YOUR INSTRUCTIONS
The line count for "subtitle" is all that is needed: say how many lines in the listing below contain it.

RECORDED DATA
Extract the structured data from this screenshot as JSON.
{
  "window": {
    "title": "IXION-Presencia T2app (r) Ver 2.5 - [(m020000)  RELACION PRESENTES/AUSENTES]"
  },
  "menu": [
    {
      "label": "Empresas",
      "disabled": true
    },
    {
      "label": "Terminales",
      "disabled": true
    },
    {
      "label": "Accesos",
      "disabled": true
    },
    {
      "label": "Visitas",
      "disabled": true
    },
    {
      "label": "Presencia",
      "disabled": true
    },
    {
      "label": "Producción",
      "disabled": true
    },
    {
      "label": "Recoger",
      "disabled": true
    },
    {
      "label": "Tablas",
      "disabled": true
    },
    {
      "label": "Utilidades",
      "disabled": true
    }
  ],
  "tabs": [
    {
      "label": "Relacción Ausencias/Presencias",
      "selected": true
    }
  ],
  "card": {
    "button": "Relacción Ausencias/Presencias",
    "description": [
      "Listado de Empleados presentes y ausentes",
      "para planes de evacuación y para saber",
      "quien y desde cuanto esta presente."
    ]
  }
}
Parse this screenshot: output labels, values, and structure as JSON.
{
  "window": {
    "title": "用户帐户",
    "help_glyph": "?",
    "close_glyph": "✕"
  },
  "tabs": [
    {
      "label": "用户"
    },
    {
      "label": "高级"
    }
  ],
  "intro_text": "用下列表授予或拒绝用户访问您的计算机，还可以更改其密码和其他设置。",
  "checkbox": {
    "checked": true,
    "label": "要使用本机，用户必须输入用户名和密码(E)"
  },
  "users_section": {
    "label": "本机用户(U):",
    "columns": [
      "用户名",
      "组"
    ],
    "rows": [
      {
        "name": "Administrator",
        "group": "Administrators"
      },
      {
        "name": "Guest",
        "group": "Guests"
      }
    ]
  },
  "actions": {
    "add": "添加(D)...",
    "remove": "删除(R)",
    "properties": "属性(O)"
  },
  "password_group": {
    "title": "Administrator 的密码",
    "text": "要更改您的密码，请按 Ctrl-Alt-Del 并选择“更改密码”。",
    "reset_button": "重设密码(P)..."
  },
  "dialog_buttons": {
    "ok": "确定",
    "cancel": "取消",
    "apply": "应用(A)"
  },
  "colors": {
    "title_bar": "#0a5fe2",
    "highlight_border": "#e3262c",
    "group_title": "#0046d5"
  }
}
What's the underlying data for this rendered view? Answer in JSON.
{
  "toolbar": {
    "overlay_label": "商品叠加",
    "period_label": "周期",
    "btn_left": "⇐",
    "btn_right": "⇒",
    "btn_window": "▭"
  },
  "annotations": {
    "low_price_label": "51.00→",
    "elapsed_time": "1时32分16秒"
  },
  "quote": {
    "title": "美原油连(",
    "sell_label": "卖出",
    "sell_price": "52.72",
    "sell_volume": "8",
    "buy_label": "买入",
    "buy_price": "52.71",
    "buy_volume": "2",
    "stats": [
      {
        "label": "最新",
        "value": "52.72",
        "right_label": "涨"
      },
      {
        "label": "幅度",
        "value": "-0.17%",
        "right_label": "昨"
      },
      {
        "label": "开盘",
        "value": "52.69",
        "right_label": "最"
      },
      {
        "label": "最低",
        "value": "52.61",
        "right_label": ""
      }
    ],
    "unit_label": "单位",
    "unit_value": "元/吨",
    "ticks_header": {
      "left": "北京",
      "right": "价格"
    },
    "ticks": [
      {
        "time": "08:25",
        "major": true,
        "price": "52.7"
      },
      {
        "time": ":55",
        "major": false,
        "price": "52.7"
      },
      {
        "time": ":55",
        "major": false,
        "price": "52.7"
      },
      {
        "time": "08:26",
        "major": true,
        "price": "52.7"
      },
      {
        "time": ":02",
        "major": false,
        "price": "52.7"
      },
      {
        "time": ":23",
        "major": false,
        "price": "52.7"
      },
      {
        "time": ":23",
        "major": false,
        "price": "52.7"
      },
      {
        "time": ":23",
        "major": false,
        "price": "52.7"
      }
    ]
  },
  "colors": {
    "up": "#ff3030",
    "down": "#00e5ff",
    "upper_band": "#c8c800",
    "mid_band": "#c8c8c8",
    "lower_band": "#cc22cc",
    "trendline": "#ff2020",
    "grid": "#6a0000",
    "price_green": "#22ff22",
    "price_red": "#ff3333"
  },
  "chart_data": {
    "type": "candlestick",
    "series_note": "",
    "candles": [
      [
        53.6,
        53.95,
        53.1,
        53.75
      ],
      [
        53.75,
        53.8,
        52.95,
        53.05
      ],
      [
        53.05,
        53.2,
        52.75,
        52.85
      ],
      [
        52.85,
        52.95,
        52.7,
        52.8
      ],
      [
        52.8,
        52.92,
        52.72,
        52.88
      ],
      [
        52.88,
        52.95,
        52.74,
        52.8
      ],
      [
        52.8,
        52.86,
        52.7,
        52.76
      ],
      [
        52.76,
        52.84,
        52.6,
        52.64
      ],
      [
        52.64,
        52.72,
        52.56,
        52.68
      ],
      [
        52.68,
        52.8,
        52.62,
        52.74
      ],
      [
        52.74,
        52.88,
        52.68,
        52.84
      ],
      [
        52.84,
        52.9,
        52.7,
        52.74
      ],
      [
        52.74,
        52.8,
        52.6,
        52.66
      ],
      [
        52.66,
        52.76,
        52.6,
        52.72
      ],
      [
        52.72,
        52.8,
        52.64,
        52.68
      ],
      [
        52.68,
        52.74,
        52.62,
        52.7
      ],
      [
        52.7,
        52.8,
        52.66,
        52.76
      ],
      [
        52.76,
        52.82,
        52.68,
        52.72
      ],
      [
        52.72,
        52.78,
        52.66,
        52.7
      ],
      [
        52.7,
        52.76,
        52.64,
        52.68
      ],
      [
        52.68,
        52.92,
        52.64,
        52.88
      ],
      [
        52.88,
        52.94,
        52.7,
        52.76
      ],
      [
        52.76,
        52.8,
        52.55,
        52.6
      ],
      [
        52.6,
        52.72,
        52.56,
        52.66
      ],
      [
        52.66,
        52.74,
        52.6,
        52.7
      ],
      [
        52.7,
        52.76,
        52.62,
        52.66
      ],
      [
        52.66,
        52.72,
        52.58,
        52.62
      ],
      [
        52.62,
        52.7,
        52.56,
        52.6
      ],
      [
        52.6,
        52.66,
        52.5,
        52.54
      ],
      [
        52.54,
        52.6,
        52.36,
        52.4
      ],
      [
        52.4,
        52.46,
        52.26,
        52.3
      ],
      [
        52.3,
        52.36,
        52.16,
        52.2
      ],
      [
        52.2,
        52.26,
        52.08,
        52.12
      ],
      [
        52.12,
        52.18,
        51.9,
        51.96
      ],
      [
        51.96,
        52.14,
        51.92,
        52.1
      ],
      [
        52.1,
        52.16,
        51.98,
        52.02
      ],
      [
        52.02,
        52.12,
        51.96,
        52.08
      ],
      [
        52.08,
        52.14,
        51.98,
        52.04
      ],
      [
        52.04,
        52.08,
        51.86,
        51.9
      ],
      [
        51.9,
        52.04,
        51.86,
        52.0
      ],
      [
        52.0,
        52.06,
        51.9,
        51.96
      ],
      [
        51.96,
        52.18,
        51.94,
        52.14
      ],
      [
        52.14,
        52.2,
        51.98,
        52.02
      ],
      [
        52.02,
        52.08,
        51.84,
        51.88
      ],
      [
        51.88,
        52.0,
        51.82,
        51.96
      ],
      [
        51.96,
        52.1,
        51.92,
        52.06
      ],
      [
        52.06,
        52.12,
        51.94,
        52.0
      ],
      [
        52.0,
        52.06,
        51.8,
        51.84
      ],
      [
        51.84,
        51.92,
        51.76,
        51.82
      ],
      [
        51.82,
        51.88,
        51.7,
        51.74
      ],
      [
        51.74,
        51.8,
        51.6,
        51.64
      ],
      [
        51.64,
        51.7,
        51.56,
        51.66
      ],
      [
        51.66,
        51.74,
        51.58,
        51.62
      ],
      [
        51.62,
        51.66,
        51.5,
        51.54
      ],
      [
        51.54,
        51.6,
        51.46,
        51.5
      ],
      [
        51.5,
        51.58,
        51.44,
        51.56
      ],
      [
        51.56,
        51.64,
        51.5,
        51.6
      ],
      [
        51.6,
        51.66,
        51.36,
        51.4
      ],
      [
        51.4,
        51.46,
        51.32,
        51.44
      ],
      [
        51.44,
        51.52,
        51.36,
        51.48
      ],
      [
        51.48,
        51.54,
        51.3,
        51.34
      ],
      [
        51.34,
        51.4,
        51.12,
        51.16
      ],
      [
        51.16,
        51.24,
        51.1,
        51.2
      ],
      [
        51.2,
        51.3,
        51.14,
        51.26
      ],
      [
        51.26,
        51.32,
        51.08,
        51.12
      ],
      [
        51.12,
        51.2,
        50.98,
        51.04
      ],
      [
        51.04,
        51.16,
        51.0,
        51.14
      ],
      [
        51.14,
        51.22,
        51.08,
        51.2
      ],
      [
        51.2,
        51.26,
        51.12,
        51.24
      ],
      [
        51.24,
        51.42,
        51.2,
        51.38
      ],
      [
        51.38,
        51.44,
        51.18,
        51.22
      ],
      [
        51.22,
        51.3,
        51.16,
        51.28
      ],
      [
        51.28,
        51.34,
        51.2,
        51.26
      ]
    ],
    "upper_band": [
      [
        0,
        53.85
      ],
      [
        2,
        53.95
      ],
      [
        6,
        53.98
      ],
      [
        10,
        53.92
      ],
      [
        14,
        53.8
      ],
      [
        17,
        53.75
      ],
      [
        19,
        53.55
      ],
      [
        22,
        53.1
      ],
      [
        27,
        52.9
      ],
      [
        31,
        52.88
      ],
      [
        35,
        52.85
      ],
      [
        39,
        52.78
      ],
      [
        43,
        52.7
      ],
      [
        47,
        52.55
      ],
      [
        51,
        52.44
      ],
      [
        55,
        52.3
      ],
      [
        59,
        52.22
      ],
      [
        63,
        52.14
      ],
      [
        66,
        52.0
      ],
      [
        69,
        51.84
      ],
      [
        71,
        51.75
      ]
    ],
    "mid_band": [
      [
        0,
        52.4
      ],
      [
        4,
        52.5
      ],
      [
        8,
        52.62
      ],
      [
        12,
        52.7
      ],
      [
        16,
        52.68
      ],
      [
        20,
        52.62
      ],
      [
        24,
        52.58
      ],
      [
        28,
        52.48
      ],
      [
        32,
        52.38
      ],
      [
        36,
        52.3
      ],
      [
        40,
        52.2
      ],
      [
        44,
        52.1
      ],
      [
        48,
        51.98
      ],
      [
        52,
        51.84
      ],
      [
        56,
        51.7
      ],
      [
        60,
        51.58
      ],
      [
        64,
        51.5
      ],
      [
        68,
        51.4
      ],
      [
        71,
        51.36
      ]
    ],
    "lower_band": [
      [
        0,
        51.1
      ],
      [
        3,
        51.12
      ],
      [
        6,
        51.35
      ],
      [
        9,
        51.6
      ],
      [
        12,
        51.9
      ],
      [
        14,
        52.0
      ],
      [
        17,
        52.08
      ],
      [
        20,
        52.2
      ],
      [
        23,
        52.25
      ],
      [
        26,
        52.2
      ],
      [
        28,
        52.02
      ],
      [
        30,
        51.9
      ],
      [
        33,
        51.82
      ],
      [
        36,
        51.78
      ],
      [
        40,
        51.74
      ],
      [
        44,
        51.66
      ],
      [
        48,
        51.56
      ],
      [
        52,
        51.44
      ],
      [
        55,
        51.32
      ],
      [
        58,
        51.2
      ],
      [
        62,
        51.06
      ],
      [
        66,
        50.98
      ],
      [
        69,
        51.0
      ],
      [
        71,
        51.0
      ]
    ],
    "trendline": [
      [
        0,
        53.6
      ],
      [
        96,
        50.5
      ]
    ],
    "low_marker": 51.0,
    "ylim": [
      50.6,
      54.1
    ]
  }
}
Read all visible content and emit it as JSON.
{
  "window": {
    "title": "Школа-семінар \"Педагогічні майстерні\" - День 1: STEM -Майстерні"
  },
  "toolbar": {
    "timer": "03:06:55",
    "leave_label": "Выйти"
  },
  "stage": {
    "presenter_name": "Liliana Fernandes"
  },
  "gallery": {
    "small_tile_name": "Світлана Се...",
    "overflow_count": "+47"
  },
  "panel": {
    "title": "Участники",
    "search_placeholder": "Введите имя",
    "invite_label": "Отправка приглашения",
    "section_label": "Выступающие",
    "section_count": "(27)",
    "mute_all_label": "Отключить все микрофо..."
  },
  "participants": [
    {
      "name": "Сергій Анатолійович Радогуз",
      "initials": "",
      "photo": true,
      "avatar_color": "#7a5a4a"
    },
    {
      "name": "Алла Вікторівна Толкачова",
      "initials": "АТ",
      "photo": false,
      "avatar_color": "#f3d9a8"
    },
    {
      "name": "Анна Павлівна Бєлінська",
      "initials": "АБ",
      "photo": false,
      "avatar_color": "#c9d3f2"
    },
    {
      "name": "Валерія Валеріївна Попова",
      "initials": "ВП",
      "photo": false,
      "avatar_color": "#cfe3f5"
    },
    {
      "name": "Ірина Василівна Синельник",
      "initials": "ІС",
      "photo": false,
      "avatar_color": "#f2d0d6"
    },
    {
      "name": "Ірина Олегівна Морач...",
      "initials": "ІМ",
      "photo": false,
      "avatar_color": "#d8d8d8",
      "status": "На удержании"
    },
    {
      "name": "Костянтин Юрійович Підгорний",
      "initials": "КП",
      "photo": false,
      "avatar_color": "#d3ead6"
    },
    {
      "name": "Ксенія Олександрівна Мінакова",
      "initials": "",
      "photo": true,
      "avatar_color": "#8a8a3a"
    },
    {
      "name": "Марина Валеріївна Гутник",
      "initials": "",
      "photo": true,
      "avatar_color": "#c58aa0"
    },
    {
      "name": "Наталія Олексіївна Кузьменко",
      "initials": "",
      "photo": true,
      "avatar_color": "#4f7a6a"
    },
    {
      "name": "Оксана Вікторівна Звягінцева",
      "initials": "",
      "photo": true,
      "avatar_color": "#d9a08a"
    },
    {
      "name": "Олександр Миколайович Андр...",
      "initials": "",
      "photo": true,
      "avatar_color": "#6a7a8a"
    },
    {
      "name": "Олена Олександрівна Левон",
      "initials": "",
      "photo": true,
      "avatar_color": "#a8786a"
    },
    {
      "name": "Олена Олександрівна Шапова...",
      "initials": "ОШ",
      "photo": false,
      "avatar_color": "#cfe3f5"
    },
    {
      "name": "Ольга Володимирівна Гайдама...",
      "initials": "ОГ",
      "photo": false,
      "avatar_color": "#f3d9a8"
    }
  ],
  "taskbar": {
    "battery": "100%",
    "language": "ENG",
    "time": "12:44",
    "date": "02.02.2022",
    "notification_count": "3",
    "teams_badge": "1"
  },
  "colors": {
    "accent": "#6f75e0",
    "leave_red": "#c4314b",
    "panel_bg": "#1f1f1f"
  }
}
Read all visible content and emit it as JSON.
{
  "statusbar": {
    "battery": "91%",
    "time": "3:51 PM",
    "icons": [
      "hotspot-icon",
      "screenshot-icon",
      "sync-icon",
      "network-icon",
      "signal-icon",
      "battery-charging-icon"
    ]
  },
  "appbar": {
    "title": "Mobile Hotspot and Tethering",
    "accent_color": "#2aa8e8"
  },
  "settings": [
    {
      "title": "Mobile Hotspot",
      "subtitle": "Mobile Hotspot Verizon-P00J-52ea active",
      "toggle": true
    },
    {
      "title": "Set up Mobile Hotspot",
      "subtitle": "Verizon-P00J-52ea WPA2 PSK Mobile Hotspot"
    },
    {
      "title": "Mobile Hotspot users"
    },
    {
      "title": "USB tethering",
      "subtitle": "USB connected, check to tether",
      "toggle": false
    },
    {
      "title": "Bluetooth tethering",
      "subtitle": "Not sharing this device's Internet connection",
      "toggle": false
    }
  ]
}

SOLUTION TO THE PROBLEM
4